I welcome this kind of talk, because it means we're beginning to liberate ourselves from the cliches that govern so much of our thinking about public policy. It is idiotic not to get your allies to pay their fair share of defense costs simply because you don't want to risk injury to "the alliance" that respectable foreign policy writers always discuss in such reverent tones. It is also idiotic to risk a depression just because we want to punish the American auto industry for its past sins. However justified we may be in wanting vengeance for all the gas-guzzling, air-polluting lemons that Detroit has inflicted on us, I think it is in our national self-interest to give the industry one last chance to catch its breath and live. Or do you really think we can shift overnight to hightech economy and safely ignore the death of the great auto companies and all their suppliers?
Not long ago this headline appeared in The Wall Street Journal: TOP EXECUTIVES THOUGH WELL-PAID STILL WORRY ABOUT PERSONAL WEALTH. The article noted that the executives who run America's corporations make a lot of money -- salaries of $300,000 to $700,00/ aren't uncommon, and when bonuses and other incomes are included, chief executives of many companies make more than $1 million a year. But, the article went on to say, "many of these executives worry deeply about the adequacy of their personal wealth," they "worry about inflation, income taxes, estate taxes, or the performance of their personal investments," and they wish they could spend more money on "travel and recreation" and acquiring things in pursuit of personal hobbies."
This seems insane to me. You don't have to be St. Francis to be disturbed that not just corporate executives but doctors, lawyers, government employes, the people who work for the television networks and the great newspapers -- almost all of them are preoccupied with money and the things it can buy. This means that there is little criticism of the material ethic and few examples for those who might seek another path. Of the prominent Americans of the last decade, only Ralph Nader comes to mind as one who has been indifferent to personal wealth. When Michael Deaver recently announced that he just can't make ends meet on his salary of $60,000 and that he will leave the government at the end of the year, I did not hear a single voice raised to say, "What is wrong with this man and his values -- how can he dream of leaving such an interesting job with so much power to affect events because it pays only $60,000 a year?".

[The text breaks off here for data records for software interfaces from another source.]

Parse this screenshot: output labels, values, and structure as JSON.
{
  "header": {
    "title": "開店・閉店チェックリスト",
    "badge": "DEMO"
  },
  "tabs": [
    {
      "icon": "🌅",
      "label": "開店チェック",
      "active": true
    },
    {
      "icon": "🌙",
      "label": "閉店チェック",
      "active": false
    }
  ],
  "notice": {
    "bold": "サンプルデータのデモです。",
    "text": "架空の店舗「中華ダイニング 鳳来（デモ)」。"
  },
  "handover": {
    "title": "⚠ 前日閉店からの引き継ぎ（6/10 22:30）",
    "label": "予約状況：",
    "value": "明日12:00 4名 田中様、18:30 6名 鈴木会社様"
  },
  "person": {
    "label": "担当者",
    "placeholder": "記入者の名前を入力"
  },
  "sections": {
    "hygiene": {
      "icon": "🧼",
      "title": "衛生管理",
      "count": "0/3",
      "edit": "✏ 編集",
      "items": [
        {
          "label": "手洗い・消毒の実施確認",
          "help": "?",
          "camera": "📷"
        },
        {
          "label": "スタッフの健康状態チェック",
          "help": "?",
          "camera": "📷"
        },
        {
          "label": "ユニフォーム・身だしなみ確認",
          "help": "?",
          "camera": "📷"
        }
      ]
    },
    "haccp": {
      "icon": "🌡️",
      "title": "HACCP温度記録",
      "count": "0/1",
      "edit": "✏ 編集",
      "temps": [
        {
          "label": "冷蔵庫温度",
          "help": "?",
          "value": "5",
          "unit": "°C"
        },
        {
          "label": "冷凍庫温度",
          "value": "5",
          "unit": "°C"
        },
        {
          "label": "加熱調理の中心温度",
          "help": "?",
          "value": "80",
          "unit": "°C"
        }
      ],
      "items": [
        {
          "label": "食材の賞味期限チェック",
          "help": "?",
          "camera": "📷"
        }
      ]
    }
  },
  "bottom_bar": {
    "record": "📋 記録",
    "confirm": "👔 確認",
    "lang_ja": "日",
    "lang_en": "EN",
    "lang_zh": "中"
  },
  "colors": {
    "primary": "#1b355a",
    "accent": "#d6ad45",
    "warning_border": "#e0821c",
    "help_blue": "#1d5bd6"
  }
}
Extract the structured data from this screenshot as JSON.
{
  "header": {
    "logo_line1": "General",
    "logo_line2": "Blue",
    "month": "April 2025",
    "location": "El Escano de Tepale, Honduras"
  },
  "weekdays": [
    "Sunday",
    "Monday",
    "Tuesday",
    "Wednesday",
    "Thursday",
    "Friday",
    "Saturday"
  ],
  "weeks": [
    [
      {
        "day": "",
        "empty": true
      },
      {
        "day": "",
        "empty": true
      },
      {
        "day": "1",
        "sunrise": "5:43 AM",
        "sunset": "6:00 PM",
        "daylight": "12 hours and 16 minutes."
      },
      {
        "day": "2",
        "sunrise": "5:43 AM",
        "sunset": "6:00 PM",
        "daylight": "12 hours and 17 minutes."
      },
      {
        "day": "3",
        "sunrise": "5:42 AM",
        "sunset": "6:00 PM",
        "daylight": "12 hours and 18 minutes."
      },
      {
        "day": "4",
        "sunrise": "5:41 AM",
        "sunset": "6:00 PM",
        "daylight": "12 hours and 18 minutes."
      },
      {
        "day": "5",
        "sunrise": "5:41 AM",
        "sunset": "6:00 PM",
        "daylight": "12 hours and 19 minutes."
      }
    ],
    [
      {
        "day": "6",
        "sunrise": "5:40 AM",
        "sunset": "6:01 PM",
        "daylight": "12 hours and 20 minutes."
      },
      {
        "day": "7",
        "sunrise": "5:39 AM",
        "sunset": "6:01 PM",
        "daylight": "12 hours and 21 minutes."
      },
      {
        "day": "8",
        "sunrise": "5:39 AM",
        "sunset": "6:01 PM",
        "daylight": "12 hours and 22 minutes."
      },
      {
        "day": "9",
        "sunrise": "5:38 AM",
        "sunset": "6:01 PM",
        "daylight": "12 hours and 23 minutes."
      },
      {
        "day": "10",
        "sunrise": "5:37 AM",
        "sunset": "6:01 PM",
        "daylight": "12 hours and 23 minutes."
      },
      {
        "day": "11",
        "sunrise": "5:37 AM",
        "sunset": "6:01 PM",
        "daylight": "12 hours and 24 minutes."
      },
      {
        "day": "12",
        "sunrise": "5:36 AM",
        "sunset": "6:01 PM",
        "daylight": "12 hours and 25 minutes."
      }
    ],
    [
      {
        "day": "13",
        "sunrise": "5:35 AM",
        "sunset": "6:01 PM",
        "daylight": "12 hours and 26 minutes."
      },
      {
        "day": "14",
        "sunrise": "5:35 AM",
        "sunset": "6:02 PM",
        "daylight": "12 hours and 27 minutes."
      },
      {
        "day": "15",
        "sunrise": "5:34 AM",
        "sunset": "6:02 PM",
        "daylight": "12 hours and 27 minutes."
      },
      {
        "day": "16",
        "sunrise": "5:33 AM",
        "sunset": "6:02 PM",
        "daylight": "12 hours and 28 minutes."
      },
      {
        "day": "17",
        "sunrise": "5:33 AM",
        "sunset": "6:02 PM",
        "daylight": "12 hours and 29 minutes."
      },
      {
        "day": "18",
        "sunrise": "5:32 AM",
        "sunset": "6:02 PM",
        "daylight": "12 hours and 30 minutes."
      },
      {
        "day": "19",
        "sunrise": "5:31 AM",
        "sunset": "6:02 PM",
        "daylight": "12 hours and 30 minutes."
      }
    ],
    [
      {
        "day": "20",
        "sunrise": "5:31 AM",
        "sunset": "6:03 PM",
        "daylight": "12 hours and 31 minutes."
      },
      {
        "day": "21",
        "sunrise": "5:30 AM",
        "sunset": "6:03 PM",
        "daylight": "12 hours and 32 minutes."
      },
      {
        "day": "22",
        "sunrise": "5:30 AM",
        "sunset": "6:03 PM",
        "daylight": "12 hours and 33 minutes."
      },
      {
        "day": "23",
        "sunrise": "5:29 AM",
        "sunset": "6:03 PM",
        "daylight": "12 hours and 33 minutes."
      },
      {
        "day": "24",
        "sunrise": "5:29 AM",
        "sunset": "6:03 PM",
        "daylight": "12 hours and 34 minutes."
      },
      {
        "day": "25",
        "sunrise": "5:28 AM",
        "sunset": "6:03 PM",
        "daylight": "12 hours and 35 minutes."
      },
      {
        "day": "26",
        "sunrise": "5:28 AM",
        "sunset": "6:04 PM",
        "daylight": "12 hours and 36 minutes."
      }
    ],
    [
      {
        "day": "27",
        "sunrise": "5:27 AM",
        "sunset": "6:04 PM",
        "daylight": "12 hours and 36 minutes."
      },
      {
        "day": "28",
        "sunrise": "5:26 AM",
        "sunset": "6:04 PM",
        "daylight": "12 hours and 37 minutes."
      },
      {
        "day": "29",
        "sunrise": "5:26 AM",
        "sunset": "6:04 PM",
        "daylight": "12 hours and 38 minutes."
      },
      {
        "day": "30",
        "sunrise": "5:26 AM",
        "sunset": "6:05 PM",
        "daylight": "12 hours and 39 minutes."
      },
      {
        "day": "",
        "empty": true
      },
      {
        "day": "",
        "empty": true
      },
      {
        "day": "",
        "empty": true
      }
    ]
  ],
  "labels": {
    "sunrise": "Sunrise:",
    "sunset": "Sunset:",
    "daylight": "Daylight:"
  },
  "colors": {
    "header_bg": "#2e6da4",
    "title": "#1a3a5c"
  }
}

The United Virginia Bank has recognized the need to return to our roots. It has a commercial that begins with an early American scene of Pilgrims felling trees and building cabins. The announcer says, "Our first settlers felt the need to create shelter. We still need shelter from the things we don't understand. Look into our Tax Shelters for the Eighties."
Even more inspirational is this full-page advertisement by the East New York Savings Bank in The New York Times of Dec. 14. The bold-type headline proclaimed: I WANT IT! I WANT IT NOW! AND I DON'T WANT TO PAY ANY TAXES!